Jones’ other successful sitcom, Stella, set in the South Wales fictional village of Tonyberry, certainly provides a more positive view of Welsh culture, but its portrayal of the language leaves a lot to be desired. One character, simply named Daddy, speaks in a gibberish language, which everyone in the village seems to understand, but the writers just can’t seem to resist classic “Is he speaking Welsh?” jokes. Hilarious.

The success of these sitcoms over the border only rubs more salt in the wound, encouraging the English to consider our language as laughable or dying.

It’d be so easy for the BBC to depict the language, and Welsh identity as a whole, in a more favourable manner, as there are plenty of good examples for them to follow. Many S4C (our Welsh-language channel) dramas have been adapted for English audiences and broadcast on the BBC, for example. Some of these, like Celtic Noir dramas Y Gwyll (‘Hinterland’ in English) and Craith (‘Hidden’) were filmed in both Welsh and English, but included some scenes in Welsh with English subtitles, even in the BBC version:

.embed-container { position: relative; padding-bottom: 56.25%; height: 0; overflow: hidden; max-width: 100%; } .embed-container iframe, .embed-container object, .embed-container embed { position: absolute; top: 0; left: 0; width: 100%; height: 100%; }

There was no mistaking that you were watching a Welsh drama, by Welsh writers, starring Welsh actors. By seamlessly including Welsh dialogue in with the English, it showed that representing the language doesn’t require an enormous amount of effort. Plenty of people watch foreign language films, so a few scenes of Welsh dialogue with subtitles shouldn’t be hard, especially in a sitcom based on Ynys Môn, where about 65% of the population speak Welsh. Pitching In‘s Welsh viewers seem to agree that the BBC should look to S4C for tips:

Luckily, there are people out there who are prepared to challenge English-language broadcasters for their skewed representations of the language and of Wales as a whole.

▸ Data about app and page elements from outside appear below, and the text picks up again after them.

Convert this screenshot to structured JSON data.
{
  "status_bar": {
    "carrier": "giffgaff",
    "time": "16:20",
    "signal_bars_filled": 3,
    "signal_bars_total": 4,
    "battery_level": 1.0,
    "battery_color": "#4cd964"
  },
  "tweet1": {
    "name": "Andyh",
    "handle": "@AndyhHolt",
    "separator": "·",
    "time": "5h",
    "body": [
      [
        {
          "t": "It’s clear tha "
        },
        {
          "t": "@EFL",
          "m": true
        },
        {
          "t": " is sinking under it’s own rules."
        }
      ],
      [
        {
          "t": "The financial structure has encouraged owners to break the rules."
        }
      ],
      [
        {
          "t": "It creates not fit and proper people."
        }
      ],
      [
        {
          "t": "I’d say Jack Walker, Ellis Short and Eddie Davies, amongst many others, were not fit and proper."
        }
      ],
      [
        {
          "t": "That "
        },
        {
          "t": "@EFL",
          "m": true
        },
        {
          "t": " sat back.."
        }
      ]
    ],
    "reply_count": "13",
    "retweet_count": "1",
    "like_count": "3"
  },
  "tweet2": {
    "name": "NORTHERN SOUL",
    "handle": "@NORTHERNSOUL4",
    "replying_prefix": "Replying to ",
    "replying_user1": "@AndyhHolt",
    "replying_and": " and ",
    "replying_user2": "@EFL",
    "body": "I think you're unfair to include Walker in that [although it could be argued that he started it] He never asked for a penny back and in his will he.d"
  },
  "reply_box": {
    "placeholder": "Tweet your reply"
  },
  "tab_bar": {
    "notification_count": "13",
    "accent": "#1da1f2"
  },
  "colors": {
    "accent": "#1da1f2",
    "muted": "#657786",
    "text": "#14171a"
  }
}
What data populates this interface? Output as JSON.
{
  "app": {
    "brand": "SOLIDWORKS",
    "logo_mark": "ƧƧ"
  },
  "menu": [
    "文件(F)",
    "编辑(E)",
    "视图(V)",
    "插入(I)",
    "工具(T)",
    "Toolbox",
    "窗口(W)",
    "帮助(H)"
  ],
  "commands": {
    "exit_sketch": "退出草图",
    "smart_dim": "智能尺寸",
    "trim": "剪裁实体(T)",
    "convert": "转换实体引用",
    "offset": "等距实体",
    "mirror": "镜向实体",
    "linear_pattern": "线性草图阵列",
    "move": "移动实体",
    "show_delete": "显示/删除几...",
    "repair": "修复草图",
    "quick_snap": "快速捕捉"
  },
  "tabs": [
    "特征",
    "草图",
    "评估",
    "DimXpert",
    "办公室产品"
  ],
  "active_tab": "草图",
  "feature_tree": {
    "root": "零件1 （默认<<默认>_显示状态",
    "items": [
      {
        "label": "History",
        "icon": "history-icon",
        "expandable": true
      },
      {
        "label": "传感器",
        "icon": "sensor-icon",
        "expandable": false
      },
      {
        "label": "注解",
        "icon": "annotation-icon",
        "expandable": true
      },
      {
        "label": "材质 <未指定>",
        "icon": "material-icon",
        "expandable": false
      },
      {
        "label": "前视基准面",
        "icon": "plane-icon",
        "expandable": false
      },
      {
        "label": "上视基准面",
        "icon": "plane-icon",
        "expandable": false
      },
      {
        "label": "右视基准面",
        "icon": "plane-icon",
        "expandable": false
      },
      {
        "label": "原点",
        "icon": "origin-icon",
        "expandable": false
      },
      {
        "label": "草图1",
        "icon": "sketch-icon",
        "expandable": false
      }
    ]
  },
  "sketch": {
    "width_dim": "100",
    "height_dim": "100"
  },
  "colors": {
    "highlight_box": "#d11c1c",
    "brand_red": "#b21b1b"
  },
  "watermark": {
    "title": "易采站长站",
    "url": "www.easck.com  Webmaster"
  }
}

Assembly Member Bethan Sayed has confronted BBC Wales Director, Rhodri Talfan Davies, saying : “In February 2017, the BBC announced ‘an additional £8.5m per annum of funding for English language programming for Wales… What is the current level of investment for this target?” The people of Wales have also made their voices heard about Pitching In, and hopefully, if our English-language broadcasters are wise enough to listen, we won’t have to suffer through one more hour of daffodil jokes and dodgy accents ever again.